Stopping By Woods on a Snowy Evening

Whose woods these are I think I know.
His house is in the village though;
He will not see me stopping here
To watch his woods fill up with snow.

My little horse must think it queer
To stop without a farmhouse near
Between the woods and frozen lake
The darkest evening of the year.

He gives his harness bells a shake
To ask if there is some mistake.
The only other sound's the sweep
Of easy wind and downy flake.

The woods are lovely, dark and deep.
But I have promises to keep,
And miles to go before I sleep,
And miles to go before I sleep.

~ Robert Frost
   The Poetry of Robert Frost

Tuesday, January 01, 2013

2012 Booklist: Completed

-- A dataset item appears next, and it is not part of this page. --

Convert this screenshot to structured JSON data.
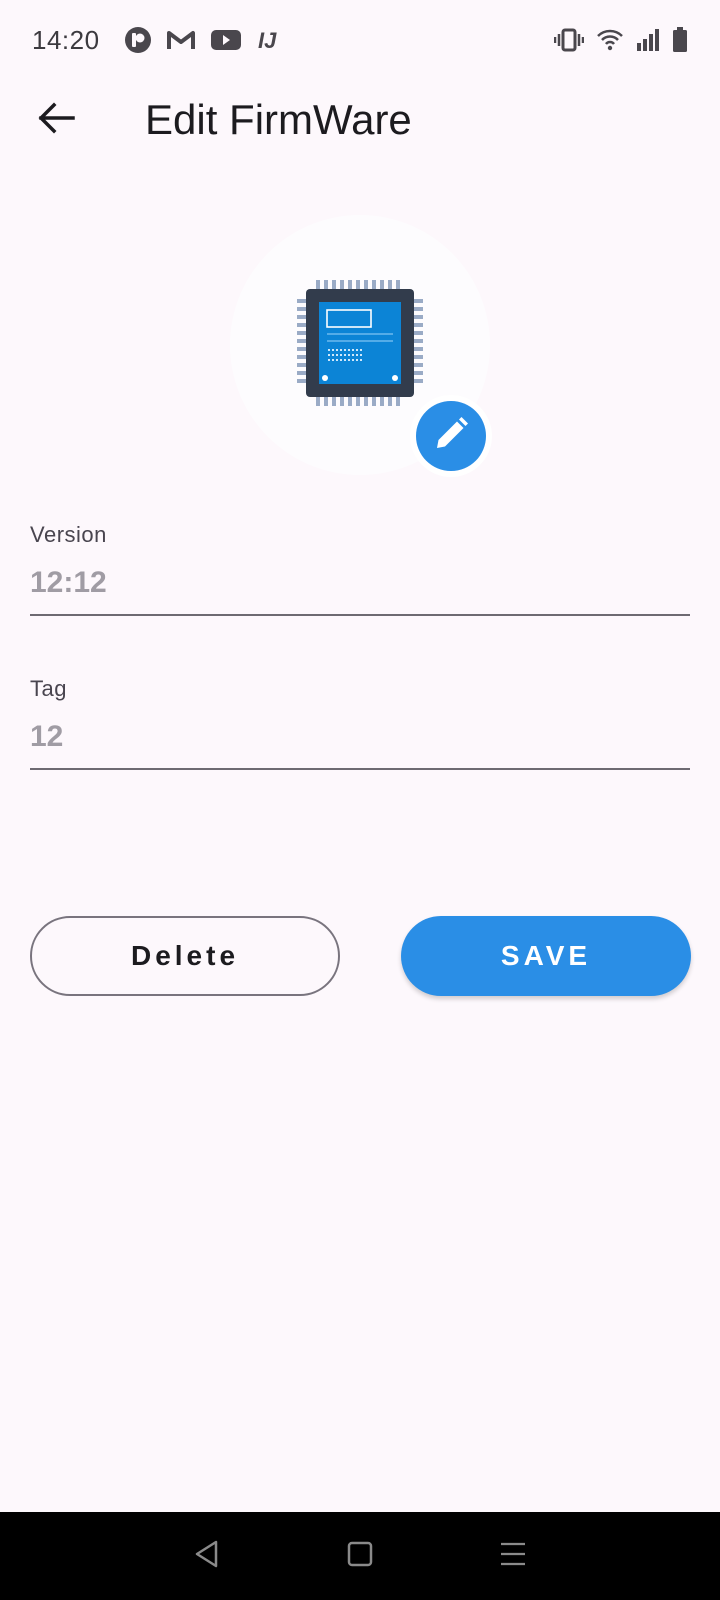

  • One Whaling Family: A Stirring Adventure - the Authentic Account of a Great Whaling Captain Who Took His Family to Sea - Edited by Harold Williams
  • Mortality - Christopher Hitchens
  • Why? - Tomie DePaola (Read Aloud)
  • Salted: A Manifesto on the World's Most Essential Mineral, with Recipes - Mark Bitterman
  • Food in Jars: Preserving in Small Batches Year-Round - Marisa MeClellan
  • The Preservation Kitchen: The Craft of Making and Cooking with Pickles, Preserves, and Aigre-doux - Paul Virant, Kate Leahy
  • A Householder's Guide to the Universe: A Calendar of Basics for the Home and Beyond - Harriet Fasenfest
  • Your One Year Old: The Fun-Loving, Fussy 12 to 24 Month Old - Louise Bates Ames, Frances L. Ilg
  • Your Four Year Old: Wild and Wonderful - Louise Bates Ames, Frances L. Ilg
  • Your Six Year Old: Loving and Defiant - Louise Bates Ames, Frances L. Ilg
  • Chez Panisse Cafe Cookbook - Alice Waters
  • I'm Still Scared - Tomie DePaola (Read Aloud)
  • An Invitation to Indian Cooking - Madhury Jaffrey (again)
  • Things Will Never Be the Same - Tomie DePaola (Read Aloud)
  • The Well-Trained Mind: A Guide to Classical Education at Home - Susan Wise Bauer, Jessie Bauer
  • Bringing Up Bebe: One American Mother Discovers the Wisdom of French Parenting - Pamela Druckerman
  • The King of the Golden River - John Ruskin (Read Aloud)
  • A Charlotte Mason Education - Catherine Levison
  • A Home Start in Reading - Ruth Beechick
  • The Voyage of the Dawn Treader - C.S. Lewis (Read Aloud)
  • What a Year - Tomie DePaola (Read Aloud)
  • On My Way - Tomie DePaola (Read Aloud)
  • The Hip Girl's Guide to Homemaking - Kate Payne
  • Fat: An Appreciation of a Misunderstood Ingredient, with Recipes - Jennifer McLagan
  • The Essential Oils Handbook: All the Oils You Will Ever Need for Health, Vitality and Well-Being - Jennie Harding
  • The Mystery of the Periodic Table - Benjamin D. Wiker
  • Here We All Are - Tomie dePaola (Read Aloud)
  • 26 Fairmount Avenue - Tomie dePaola (Read Aloud)
  • The Complete Illustrated Guide to Aromatherapy: A Practical Approach to the Use of Essential Oils for Health & Well-being - Julia Lawless
  • Earthly Bodies & Heavenly Hair: Natural and Healthy Bodycare for Every Body - Dina Falconi